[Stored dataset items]

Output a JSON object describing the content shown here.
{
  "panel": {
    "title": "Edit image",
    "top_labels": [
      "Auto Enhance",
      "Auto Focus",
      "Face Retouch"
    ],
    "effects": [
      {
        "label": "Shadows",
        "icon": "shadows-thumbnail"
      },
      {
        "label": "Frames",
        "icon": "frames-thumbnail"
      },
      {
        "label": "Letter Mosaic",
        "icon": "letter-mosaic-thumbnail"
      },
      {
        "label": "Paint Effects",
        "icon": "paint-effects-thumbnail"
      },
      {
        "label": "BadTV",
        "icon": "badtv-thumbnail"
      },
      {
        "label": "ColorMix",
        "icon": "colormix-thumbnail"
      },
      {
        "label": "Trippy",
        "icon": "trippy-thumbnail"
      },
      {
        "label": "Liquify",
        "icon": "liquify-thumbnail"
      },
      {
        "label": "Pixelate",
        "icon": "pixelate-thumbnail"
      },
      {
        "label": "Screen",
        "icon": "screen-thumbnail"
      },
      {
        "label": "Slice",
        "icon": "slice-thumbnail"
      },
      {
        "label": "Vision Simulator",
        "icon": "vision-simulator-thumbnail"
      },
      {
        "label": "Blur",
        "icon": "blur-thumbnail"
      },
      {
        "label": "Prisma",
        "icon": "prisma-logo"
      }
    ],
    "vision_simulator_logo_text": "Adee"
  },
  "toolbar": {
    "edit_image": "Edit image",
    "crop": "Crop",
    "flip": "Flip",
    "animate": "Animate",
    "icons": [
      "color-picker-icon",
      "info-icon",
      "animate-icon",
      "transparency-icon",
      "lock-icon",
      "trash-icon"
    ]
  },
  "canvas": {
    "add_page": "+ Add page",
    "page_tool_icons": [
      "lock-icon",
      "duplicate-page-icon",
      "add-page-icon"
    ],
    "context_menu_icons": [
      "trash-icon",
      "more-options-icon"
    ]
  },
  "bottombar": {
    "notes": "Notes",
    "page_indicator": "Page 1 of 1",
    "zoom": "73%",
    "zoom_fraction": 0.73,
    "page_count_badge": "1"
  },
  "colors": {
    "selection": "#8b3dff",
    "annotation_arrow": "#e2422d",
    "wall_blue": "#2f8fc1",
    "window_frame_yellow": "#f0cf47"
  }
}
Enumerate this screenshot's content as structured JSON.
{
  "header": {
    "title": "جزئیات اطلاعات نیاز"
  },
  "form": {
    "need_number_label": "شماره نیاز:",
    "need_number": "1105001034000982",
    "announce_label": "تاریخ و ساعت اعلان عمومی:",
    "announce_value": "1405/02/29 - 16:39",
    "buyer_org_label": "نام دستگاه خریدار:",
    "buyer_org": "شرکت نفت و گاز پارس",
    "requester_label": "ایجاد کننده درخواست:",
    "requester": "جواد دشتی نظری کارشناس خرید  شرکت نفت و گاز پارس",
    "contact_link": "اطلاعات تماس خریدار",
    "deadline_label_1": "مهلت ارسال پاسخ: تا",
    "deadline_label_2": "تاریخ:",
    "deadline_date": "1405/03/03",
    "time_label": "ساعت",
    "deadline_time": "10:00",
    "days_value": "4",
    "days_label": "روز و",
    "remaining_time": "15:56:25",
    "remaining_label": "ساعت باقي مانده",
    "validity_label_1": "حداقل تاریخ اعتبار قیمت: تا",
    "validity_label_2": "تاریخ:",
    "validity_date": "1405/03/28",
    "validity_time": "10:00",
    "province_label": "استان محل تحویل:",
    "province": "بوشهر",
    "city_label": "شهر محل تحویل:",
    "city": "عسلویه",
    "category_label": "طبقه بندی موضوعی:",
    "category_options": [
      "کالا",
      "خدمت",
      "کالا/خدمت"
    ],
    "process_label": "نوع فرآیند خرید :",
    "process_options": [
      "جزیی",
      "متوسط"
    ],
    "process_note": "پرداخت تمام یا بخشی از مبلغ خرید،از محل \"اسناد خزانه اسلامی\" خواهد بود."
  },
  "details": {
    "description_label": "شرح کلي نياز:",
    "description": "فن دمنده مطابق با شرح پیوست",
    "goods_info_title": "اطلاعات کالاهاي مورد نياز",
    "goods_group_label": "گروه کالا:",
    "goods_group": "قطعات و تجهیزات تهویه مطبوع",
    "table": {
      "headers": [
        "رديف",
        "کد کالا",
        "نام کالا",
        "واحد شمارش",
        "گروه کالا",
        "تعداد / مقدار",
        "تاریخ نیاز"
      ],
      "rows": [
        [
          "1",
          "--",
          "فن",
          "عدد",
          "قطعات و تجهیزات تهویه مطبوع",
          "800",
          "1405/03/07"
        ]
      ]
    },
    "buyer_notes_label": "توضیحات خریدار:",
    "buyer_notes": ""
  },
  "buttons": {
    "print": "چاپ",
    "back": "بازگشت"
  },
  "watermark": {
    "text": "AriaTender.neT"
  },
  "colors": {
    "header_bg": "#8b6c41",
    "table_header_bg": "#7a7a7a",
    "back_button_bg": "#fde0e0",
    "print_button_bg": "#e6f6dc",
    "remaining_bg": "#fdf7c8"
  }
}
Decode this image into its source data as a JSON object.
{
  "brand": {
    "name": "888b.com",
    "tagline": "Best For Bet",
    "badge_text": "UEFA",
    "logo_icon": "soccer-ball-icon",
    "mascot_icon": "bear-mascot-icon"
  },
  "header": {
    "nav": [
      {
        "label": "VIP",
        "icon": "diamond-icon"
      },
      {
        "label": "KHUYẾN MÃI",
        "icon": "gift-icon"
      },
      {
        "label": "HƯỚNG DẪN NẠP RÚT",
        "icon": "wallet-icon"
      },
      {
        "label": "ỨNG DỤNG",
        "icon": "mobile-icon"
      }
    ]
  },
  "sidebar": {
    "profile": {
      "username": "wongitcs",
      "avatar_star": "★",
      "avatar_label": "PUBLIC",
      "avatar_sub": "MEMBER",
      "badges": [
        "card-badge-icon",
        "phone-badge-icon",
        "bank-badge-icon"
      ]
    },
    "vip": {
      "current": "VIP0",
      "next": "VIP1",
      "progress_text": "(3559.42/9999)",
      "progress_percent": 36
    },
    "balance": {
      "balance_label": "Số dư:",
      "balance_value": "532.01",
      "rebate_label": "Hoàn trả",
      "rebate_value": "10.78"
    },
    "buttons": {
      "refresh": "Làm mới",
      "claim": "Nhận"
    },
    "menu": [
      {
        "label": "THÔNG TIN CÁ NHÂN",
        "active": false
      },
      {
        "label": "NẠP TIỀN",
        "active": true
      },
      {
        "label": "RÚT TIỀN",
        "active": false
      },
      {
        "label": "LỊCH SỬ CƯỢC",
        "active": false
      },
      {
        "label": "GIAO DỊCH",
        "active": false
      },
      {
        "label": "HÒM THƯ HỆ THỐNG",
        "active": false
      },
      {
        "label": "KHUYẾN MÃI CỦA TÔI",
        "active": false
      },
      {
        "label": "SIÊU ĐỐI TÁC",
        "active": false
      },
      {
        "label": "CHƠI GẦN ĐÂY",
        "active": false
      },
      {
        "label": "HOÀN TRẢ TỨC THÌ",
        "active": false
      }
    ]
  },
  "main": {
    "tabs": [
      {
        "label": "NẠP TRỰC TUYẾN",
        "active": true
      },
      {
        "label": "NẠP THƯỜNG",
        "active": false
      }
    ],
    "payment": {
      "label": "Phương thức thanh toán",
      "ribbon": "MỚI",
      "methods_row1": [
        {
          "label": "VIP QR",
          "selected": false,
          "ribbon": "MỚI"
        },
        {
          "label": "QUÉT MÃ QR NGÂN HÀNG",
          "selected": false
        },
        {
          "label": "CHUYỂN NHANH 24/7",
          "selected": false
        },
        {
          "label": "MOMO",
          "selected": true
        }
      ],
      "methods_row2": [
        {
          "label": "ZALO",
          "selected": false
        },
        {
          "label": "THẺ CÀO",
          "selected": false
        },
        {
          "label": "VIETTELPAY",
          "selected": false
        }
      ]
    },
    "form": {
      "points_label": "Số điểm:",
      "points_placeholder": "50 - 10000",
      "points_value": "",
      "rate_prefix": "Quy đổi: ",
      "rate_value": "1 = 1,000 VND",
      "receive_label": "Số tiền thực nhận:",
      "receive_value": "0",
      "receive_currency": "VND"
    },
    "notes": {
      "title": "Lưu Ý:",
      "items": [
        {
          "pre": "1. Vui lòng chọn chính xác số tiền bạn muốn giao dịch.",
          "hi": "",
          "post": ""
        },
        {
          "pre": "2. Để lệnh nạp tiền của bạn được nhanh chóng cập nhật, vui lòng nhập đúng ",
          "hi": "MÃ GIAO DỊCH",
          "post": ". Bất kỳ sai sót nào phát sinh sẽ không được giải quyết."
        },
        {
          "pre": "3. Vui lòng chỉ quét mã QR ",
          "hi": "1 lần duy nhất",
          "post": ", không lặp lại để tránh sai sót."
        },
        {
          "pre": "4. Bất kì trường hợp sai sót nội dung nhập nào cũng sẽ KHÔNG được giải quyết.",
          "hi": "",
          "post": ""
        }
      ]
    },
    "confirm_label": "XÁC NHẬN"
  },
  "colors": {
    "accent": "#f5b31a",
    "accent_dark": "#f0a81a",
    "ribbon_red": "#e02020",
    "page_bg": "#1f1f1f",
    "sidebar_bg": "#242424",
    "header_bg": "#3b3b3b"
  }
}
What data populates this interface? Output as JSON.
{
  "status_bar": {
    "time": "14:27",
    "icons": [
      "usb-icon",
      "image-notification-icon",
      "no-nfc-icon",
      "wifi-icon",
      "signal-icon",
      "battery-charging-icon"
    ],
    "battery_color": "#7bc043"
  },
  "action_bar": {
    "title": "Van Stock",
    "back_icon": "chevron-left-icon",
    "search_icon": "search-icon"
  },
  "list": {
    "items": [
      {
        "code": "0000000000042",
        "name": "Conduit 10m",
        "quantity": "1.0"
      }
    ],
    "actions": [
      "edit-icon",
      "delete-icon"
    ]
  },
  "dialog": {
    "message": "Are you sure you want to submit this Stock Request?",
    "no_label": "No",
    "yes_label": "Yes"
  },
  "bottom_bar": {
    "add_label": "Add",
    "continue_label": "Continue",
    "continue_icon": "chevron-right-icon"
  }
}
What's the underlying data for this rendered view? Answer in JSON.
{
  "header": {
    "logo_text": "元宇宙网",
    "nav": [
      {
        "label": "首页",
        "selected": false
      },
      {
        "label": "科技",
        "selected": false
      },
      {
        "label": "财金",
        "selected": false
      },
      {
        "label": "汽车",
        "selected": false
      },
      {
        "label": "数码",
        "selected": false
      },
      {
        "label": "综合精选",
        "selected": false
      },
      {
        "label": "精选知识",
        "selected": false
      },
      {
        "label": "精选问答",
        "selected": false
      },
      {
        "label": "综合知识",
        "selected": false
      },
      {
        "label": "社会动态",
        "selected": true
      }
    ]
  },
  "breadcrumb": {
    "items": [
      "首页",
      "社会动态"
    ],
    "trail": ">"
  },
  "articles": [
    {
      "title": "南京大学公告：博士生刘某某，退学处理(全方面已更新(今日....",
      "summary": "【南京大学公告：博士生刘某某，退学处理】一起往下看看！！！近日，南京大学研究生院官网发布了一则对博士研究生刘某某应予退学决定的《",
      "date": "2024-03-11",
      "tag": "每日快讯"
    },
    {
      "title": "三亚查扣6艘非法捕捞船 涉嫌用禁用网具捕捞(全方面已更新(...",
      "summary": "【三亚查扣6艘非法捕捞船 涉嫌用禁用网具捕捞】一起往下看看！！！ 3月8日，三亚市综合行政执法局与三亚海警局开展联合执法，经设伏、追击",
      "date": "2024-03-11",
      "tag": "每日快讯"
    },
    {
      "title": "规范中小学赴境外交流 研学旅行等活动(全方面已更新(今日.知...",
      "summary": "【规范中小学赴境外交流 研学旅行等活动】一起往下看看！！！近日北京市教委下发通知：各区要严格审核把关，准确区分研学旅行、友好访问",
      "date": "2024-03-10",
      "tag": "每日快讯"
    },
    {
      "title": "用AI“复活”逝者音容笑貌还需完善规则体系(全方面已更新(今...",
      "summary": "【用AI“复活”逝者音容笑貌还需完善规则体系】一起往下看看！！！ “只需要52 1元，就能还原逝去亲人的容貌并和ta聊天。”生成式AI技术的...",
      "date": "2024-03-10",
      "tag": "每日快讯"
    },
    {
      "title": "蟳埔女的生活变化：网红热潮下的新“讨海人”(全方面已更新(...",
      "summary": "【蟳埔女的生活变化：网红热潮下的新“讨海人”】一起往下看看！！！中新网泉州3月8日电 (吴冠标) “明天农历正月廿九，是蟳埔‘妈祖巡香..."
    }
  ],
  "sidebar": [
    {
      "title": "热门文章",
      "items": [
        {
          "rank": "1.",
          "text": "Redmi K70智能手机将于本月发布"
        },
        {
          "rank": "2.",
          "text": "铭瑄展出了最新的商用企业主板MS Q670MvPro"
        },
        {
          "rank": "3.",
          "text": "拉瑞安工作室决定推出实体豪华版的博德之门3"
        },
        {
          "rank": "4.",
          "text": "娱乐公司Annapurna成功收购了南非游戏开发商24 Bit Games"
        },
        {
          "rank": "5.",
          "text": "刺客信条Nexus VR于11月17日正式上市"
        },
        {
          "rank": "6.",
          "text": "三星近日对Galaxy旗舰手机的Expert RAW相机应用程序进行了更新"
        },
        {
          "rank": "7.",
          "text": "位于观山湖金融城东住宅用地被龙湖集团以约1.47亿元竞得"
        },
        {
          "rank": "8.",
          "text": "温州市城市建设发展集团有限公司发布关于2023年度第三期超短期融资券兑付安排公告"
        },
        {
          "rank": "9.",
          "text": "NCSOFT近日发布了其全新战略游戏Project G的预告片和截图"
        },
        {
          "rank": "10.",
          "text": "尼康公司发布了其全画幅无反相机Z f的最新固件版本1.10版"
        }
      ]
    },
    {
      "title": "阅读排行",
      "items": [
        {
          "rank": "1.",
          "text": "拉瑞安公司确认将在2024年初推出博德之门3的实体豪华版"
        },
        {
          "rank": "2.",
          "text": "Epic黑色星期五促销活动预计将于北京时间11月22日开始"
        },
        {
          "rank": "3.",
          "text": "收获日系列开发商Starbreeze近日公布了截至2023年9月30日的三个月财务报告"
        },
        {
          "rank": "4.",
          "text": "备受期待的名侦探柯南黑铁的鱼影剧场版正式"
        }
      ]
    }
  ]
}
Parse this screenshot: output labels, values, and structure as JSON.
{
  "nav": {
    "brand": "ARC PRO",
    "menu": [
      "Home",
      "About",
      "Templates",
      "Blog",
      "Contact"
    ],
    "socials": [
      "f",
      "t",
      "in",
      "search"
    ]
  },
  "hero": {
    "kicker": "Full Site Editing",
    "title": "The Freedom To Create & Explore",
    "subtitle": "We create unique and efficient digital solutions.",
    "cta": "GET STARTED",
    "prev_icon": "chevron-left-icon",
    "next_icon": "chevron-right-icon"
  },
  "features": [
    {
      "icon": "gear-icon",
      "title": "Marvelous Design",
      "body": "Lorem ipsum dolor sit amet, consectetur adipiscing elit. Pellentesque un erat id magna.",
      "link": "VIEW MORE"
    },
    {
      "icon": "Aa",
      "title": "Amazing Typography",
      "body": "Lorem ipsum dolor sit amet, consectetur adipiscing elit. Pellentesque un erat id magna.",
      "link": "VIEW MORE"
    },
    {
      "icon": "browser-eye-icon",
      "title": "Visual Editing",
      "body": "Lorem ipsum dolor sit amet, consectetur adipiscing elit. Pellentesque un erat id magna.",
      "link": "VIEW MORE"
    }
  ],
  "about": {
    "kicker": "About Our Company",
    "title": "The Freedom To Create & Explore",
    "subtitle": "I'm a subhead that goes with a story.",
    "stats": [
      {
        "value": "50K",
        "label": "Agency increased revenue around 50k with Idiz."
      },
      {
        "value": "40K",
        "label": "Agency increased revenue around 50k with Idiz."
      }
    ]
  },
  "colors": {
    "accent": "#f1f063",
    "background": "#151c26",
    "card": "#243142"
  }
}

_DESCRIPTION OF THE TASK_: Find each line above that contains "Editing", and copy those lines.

_ANSWER TO THIS EXERCISE_:
    "kicker": "Full Site Editing",
      "title": "Visual Editing",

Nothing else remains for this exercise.